─── DATA TO USE ───
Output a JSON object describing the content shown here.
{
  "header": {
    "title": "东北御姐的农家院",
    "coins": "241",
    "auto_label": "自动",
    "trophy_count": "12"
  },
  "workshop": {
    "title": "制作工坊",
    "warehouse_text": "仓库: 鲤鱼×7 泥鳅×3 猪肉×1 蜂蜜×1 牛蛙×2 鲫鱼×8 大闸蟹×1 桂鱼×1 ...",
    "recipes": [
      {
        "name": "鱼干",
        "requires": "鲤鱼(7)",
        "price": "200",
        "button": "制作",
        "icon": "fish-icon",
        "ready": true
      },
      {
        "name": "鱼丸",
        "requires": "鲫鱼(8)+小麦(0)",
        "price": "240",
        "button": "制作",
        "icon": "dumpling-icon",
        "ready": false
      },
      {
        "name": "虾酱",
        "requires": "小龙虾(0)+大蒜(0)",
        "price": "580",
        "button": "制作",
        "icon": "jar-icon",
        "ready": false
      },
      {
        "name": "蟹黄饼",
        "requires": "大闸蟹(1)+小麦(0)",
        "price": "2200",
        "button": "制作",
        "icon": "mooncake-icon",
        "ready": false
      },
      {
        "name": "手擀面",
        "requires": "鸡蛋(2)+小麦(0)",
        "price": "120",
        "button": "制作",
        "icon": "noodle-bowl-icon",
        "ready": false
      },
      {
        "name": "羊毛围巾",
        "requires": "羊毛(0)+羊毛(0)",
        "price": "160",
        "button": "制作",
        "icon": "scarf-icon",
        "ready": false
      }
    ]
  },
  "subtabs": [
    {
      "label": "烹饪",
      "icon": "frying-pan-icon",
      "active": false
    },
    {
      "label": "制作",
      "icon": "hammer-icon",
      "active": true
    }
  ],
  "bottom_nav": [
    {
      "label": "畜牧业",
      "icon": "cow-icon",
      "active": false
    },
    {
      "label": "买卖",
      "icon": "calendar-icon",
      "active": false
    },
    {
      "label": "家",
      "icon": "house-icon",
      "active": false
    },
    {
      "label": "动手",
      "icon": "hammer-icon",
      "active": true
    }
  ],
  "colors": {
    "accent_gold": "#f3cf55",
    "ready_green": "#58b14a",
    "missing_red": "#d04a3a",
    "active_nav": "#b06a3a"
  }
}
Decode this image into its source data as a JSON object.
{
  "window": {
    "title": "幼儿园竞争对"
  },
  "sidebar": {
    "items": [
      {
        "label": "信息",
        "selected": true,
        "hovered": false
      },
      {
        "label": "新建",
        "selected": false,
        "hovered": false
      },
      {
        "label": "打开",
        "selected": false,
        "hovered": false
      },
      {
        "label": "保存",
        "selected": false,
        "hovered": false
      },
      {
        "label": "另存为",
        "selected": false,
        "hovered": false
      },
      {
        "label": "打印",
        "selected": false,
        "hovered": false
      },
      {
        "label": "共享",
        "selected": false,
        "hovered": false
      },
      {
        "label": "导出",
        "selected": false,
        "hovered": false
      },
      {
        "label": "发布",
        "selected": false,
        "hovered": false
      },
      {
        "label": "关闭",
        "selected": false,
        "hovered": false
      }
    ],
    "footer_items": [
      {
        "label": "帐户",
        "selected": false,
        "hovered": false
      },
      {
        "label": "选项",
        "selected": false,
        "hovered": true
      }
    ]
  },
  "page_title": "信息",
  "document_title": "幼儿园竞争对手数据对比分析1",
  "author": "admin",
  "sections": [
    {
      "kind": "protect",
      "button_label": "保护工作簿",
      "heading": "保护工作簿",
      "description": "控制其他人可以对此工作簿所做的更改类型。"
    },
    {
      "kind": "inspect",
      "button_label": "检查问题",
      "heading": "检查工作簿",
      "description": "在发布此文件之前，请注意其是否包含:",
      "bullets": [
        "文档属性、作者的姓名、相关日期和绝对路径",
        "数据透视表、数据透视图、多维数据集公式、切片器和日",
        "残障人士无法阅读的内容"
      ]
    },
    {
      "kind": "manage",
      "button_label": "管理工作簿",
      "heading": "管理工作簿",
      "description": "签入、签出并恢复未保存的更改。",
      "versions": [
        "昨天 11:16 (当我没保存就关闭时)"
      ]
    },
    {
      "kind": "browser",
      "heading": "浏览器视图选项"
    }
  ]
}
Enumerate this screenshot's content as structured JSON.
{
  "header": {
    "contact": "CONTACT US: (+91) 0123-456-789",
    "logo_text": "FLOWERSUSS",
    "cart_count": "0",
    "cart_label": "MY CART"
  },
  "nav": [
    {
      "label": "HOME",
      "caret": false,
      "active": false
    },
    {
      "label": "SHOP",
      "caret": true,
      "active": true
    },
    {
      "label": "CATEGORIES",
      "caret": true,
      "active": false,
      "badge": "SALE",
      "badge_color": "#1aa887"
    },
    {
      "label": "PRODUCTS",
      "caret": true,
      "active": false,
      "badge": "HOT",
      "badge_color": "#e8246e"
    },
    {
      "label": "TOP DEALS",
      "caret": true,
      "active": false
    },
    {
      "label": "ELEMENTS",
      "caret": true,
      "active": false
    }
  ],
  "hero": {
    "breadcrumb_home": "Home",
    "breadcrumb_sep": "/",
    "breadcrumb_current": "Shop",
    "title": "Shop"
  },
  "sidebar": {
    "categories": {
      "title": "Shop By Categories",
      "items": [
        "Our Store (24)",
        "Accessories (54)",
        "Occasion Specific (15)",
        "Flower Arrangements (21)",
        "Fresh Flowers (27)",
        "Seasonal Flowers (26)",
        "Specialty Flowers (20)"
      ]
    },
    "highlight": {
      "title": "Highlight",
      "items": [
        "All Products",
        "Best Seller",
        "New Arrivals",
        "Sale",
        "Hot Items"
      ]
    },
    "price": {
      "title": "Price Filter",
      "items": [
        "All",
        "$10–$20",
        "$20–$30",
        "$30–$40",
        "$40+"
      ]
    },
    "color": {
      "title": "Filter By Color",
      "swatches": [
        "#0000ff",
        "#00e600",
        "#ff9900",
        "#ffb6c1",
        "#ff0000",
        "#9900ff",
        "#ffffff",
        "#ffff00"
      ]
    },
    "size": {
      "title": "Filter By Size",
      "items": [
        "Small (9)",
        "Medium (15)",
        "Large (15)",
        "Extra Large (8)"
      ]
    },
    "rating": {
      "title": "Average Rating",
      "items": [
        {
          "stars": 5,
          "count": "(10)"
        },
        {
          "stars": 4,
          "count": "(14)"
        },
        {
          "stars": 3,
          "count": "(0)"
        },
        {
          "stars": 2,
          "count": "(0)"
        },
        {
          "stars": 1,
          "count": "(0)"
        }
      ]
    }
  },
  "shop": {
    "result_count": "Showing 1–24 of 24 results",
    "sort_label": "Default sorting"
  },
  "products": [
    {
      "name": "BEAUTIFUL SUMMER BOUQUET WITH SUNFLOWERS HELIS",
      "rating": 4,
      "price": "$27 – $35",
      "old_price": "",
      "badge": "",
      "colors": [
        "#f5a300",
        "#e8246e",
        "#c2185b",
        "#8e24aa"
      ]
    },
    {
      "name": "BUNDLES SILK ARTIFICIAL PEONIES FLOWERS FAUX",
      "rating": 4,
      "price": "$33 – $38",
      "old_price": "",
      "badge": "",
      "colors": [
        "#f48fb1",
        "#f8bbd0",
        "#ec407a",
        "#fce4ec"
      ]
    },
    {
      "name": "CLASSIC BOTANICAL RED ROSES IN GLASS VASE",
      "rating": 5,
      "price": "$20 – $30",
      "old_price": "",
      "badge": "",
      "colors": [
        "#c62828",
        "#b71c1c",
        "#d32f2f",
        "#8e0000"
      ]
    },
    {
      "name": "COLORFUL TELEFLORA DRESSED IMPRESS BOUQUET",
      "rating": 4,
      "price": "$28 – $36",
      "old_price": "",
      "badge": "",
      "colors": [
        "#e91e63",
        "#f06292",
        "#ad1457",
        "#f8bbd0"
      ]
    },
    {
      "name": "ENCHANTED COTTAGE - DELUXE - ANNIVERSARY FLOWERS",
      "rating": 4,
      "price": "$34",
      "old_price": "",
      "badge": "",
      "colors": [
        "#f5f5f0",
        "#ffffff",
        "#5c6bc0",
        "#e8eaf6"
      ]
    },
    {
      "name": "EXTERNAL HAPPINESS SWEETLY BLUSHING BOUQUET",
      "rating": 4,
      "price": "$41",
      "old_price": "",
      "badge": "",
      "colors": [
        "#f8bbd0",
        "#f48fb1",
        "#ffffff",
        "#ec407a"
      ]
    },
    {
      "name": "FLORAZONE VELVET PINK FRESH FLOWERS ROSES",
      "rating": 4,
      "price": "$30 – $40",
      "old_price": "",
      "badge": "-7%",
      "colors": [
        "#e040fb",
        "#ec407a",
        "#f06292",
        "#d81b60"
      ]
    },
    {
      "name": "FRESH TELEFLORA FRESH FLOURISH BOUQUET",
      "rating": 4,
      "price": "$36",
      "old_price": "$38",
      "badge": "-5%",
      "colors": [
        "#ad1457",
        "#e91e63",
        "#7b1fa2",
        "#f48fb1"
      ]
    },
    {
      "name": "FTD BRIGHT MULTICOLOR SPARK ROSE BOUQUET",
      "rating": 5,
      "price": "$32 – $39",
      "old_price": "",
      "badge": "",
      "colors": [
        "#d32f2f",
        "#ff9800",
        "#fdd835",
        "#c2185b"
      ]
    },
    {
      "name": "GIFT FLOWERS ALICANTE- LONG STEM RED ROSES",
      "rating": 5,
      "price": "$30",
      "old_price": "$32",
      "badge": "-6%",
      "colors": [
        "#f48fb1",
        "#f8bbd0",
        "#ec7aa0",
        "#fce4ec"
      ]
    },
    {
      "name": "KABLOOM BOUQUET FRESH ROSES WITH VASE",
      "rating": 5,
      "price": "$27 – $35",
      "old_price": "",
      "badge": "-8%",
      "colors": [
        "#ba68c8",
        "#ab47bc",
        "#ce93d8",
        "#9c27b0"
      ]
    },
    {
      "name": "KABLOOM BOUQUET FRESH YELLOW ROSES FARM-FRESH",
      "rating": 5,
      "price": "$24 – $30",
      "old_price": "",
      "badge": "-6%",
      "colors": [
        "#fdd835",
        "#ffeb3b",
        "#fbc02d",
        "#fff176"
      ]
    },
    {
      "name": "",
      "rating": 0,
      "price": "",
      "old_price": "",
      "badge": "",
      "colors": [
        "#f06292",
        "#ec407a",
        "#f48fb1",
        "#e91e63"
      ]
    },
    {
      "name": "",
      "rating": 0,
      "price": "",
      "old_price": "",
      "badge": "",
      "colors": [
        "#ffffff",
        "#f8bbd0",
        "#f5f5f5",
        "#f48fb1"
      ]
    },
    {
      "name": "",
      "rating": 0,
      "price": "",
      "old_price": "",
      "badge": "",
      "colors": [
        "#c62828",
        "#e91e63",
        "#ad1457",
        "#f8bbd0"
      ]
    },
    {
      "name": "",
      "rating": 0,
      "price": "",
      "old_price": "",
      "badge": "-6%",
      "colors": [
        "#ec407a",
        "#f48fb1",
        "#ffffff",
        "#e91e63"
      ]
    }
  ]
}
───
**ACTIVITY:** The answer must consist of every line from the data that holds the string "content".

**EXERCISE RESPONSE:**
Output a JSON object describing the content shown here.
Enumerate this screenshot's content as structured JSON.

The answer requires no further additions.